### Activity
In the entries below, how many lines hold the word "taxonomy"? Answer with the number only.

----- Data for processing -----

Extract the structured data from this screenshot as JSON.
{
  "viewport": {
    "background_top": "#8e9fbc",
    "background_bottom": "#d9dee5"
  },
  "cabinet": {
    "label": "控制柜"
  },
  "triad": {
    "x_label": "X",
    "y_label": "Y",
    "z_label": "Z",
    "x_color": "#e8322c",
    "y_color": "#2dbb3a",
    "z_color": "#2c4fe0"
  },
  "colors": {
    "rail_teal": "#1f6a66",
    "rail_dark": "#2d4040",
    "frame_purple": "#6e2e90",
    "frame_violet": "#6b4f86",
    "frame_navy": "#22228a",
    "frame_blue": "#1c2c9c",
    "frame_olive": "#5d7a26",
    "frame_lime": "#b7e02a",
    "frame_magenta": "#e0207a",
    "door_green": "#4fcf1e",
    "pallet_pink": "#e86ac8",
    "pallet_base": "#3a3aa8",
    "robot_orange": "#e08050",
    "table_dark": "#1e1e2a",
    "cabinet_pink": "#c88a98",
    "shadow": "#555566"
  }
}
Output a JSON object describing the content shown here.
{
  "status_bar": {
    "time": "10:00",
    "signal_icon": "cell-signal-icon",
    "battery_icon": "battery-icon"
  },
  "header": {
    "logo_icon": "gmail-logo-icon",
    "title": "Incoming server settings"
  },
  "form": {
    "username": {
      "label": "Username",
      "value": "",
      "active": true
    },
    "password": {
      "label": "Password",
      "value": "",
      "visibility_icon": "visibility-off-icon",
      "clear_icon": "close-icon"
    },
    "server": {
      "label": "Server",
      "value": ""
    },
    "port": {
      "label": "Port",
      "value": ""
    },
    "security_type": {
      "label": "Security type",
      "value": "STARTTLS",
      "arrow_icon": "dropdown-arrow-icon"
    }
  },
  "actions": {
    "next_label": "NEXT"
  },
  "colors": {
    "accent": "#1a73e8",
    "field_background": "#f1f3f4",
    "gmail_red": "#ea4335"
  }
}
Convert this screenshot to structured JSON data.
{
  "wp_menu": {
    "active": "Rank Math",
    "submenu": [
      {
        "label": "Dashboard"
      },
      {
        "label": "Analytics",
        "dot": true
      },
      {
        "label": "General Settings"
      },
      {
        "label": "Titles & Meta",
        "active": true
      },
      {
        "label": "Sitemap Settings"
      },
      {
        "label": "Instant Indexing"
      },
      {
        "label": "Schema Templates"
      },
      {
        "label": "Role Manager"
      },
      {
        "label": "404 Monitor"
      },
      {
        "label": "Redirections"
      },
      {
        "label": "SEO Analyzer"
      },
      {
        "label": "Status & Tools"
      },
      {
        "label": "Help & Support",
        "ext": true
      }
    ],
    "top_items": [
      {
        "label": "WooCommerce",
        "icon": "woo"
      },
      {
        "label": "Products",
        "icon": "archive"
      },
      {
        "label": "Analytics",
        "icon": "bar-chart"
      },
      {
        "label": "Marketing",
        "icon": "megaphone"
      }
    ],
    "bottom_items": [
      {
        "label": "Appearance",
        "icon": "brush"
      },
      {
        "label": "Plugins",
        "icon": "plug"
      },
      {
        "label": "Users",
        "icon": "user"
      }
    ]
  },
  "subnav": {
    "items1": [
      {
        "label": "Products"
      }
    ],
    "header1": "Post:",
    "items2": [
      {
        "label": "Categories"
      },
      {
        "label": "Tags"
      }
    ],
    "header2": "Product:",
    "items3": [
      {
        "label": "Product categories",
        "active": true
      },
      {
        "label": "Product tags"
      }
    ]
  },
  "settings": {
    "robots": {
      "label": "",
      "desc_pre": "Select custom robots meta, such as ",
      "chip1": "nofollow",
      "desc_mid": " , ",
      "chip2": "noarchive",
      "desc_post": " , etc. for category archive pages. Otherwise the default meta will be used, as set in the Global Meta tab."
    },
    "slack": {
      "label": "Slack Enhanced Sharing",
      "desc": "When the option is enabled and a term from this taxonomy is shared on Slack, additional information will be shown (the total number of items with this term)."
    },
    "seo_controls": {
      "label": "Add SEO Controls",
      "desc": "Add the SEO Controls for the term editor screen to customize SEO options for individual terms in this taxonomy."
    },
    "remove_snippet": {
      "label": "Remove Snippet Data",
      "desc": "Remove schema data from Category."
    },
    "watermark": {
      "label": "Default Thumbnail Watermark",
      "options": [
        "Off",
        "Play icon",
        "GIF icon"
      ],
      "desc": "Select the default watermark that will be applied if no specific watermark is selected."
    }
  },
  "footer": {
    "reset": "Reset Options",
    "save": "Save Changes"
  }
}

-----

### Written reply
2